  • masquerade
  • personal transformation
  • refined dandyism
  • artifice and eroticism
  • hedonism
  • amplified vision
  • extravagance,
  • experimentation
  • exhibitionism

The exhibition has presented great names like Andy Warhol, Richard Hamilton, Allen Johnes and many many other. The works of Sigmar Polke’s, David Hockney and Patrick Proctor I liked best. But the the biggest kick out I explored on the show was the diverse typography which appeared on magazine covers, posters, vinyl jackets and other illustrations or publications. Also photos of Jimmy De Sana of -which I have never heard before -affected me the most.

I find Glam! exhibition as a cool experience. The early 70’s challenge to what could be considered as fine arts, gave people freedom of life and of choice. It was a complete breakthrough. Glam inspires now and will inspire next generations as well.

Sylvia Sleig

Sylvia Sleigh born in  916 (died in 2010) was a Welsh-born naturalised American realist painter.

“I feel that my paintings stress the equality of men & women (women & men). To me, women were often portrayed as sex objects in humiliating poses. I wanted to give my perspective. I liked to portray both man and woman as intelligent and thoughtful people with dignity and humanism that emphasized love and joy”.

The thing that catch the eye in her paintings are detailed and rich patterns. She thoughtfully selects colours  which I actually find a bit faded. Based on what I’ve seen in Tate I also have an impression that she overdraws the faces of people she is painting. But despite that, I think of her work as surprising, but not that impressing.

Making Stop Motion Films on a Tiny Budget- Linda McCarthy

She is the creator of Tiny Elephants animation company, specialised in animated films in stop motion. She is the creator of cartoon strips Small Birds Singing.

What have I leart from the lecture?

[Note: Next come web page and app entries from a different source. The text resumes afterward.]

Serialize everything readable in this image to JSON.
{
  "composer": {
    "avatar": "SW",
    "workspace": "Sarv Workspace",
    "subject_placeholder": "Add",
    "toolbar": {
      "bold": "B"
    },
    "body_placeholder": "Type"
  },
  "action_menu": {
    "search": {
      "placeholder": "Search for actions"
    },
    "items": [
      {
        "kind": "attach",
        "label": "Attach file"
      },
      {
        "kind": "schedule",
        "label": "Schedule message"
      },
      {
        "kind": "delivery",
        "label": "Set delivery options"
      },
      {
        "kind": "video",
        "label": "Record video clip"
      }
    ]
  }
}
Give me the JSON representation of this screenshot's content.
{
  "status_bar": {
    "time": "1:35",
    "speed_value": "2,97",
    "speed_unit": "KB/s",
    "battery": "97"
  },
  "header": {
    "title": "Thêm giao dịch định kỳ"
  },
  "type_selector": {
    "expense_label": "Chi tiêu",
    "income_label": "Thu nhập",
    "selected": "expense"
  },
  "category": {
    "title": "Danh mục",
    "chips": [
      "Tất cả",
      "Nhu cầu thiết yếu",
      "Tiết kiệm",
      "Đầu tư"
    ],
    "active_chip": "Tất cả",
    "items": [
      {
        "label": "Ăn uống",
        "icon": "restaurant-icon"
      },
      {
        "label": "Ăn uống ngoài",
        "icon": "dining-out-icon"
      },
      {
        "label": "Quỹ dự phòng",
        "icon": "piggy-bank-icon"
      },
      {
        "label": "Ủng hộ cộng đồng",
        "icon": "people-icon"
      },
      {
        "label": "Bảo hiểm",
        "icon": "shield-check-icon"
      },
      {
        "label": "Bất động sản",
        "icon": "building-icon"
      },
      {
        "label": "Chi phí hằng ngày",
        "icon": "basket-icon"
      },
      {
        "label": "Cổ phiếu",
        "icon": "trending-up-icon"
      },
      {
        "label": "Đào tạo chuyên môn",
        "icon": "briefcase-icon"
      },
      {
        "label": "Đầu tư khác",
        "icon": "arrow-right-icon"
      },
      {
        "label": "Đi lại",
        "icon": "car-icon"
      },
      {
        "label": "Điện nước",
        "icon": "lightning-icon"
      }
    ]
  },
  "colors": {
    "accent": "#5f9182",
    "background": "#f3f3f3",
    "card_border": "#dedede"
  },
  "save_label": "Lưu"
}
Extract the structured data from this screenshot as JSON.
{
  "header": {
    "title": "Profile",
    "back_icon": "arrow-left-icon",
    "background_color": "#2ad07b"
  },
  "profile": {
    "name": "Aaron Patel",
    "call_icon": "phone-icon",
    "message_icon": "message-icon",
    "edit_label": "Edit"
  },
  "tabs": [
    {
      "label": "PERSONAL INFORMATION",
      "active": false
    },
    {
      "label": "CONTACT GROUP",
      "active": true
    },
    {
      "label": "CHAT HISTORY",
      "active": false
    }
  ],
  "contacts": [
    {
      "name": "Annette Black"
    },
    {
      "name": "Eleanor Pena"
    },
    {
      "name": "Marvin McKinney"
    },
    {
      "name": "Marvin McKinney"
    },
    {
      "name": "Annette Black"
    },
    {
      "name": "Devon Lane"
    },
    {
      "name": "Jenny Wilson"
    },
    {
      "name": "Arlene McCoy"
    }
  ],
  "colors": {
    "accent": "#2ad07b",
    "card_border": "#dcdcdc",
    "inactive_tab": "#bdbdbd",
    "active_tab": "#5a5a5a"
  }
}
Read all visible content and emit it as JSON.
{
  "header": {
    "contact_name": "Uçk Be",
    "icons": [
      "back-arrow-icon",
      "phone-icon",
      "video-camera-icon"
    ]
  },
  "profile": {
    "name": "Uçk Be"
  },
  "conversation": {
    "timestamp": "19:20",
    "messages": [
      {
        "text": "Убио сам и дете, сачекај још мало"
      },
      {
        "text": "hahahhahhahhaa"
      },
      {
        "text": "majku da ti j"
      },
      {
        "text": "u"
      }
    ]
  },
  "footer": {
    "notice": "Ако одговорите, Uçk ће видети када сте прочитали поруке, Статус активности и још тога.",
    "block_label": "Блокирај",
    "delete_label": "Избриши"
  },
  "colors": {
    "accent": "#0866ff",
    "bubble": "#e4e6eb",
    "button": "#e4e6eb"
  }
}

  • The patience and effort you have to put to make a short stop motion clip
  • how does the set look like creating a stop motion animation, and tricks and tips how to make a illusion of space
  • the precision and importance of detail while creating the actors and the set. It made a great impression on me when Linda showed us how she made little tea pots and over ceramic vessels by her self, and ow beautiful they looked on the set. 
  • how to create a stop motion puppet, by making a frame of the body which gives the opportunity to move individual parts of the body, creating ceramic heads with every single face look the actor will present and clothing.
  • How expensive is this industry!!!!!!!!!!!!!!!!!!!!

Design and Illustration in Illustrated Publishing- Yasia Williams Leedham

Yasia Williams presented the publishing industry and what to expect from it. She works in Octopus Publishing Group.

What have I learnt from her lecture?

  • The importance of imprints. Big publishing houses are divided into departments with various genres/categories of interest. They often have their own trademark, even though they come from the same family. 
  • The design of the book helps to promote the content and personality of the people it is created for. When it comes to jacket design we have to remember that it has the biggest impact on the audience. A lot of people refer to visual effect in a book store. It’s your job to make sure the book your working on is distinguished from many others.
  • A lot of books nowadays are sold on the internet. It is important to account  it while designing the cover of the book. On the website they show only a miniature of the jacket, and no matter how it is awesome in normal size- if its illegible, nobody will give interest in it.